[Recorded data Boundary: Start]
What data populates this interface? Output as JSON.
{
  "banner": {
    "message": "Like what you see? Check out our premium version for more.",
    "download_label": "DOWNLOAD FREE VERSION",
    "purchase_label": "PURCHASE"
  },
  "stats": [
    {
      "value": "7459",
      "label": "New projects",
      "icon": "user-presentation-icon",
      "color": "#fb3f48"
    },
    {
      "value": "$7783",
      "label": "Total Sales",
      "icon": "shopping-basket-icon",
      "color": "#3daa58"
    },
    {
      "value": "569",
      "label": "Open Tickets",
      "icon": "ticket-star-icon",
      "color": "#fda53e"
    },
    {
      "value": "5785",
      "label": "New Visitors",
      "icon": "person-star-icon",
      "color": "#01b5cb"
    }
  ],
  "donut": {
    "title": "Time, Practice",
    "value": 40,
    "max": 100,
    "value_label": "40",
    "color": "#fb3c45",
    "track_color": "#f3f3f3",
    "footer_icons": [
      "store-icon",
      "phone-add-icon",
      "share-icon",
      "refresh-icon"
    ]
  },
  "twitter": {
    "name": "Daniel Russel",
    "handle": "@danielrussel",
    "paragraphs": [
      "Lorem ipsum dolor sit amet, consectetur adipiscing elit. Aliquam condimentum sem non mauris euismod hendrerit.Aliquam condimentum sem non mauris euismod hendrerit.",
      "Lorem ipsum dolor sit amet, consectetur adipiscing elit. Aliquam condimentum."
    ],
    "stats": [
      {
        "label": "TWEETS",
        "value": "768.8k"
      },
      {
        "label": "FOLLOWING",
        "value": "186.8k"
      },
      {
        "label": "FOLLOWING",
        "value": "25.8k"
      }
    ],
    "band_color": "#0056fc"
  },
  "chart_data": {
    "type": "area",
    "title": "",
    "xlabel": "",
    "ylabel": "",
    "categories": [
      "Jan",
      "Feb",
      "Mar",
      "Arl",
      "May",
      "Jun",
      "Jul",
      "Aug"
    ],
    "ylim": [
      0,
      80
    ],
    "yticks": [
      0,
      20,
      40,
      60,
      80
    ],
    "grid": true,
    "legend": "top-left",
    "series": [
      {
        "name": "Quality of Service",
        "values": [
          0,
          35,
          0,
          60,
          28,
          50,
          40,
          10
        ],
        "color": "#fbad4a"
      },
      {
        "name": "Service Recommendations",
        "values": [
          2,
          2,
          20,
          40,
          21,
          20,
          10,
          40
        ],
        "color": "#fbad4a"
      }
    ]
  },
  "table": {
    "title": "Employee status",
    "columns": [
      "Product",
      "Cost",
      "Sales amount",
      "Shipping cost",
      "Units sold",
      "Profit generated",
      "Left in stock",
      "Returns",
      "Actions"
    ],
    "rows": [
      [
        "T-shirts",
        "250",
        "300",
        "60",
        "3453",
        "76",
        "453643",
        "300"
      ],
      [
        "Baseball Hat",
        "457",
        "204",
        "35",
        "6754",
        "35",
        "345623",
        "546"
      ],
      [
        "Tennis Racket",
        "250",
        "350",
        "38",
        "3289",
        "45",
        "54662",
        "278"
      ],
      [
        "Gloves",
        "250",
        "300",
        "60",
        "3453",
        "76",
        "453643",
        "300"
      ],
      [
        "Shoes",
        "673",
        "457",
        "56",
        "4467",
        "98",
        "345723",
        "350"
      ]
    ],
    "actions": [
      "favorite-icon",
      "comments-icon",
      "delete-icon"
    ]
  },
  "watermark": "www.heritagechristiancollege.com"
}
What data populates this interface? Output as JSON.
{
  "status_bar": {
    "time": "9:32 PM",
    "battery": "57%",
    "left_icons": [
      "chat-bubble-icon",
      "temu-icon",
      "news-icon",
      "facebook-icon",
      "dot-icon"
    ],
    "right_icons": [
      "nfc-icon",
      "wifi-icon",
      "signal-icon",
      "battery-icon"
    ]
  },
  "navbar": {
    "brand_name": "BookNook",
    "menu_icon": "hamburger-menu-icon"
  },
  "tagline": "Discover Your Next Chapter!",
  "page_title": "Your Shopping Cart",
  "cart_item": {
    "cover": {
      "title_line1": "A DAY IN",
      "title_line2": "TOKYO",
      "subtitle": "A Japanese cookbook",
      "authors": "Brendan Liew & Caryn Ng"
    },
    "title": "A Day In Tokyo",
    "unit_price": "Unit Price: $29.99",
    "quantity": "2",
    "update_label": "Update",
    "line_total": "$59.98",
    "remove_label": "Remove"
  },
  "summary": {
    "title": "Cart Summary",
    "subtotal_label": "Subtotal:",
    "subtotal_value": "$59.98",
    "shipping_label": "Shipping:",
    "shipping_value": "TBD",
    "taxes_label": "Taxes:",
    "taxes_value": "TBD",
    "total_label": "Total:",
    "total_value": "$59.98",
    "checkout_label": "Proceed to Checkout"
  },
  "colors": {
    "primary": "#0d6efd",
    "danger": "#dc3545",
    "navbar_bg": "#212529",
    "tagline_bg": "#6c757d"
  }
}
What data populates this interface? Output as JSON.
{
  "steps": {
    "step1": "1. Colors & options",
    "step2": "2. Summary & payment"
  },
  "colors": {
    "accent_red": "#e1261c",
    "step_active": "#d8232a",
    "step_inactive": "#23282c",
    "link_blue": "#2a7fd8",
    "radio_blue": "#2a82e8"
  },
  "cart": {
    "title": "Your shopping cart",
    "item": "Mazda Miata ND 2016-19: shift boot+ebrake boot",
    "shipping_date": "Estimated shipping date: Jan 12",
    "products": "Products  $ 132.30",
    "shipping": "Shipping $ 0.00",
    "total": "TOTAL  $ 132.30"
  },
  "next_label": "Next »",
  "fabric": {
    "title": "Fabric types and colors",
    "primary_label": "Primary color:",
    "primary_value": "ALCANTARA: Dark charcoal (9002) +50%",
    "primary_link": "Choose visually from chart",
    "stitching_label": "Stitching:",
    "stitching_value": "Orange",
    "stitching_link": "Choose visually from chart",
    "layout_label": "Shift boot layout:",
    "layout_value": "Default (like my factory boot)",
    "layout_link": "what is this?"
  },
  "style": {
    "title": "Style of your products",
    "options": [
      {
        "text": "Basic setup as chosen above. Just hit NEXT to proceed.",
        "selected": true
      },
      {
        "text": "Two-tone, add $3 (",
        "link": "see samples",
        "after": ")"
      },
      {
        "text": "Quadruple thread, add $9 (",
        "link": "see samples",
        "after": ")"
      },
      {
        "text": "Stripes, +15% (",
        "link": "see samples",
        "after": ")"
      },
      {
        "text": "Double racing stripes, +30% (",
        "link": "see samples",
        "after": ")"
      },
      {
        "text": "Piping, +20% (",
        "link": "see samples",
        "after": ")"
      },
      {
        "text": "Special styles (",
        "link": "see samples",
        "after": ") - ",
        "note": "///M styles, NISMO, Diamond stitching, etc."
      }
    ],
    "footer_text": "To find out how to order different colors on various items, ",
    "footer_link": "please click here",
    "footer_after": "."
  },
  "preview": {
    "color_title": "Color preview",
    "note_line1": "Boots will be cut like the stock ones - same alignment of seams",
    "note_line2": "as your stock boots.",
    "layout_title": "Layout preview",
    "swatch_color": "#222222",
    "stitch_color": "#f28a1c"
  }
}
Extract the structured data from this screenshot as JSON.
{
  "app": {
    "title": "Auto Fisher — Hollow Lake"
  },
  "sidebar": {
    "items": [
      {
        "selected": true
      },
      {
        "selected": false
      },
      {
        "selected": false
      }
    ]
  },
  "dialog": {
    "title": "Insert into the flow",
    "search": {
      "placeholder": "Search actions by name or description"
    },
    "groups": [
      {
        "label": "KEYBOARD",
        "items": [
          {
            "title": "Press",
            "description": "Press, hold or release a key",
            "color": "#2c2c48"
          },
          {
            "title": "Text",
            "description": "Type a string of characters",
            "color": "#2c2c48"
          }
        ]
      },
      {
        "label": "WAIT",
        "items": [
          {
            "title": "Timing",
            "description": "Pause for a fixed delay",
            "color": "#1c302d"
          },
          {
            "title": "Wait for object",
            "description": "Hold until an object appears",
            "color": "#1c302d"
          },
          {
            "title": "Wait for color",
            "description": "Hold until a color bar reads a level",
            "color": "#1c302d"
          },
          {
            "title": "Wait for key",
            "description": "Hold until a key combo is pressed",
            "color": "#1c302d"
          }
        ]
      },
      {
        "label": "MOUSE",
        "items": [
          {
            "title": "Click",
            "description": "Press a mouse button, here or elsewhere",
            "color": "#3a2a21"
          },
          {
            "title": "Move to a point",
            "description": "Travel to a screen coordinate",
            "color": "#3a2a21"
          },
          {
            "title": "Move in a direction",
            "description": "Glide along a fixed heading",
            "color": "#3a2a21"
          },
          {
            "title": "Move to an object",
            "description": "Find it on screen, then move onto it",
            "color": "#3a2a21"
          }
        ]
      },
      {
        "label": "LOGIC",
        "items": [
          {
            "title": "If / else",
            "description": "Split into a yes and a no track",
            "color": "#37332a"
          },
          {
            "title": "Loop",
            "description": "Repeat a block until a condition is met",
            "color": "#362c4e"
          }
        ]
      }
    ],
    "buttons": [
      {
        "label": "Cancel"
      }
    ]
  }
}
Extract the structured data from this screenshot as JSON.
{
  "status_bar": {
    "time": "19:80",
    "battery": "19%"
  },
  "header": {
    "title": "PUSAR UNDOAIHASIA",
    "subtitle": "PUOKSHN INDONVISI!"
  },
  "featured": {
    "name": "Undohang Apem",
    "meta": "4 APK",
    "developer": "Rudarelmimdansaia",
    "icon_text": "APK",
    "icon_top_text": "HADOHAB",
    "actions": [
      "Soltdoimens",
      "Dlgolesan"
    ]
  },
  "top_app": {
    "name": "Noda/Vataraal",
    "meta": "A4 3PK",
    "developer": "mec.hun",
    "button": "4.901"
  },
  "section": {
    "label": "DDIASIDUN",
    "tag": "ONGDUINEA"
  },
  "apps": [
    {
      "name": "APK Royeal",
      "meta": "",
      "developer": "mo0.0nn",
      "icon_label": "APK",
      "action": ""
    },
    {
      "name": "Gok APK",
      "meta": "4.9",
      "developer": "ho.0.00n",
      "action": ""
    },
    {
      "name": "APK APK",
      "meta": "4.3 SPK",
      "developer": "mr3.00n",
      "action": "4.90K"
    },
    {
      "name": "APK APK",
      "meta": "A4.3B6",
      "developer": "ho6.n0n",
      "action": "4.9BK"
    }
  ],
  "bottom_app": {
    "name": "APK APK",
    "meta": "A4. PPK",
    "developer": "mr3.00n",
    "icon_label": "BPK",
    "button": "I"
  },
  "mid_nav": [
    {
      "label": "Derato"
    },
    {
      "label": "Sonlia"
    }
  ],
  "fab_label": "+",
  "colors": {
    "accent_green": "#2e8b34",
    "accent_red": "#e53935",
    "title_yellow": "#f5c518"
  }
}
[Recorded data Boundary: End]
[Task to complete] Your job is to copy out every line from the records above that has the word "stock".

[Response for this exercise]
      "Left in stock",
    "note_line1": "Boots will be cut like the stock ones - same alignment of seams",
    "note_line2": "as your stock boots.",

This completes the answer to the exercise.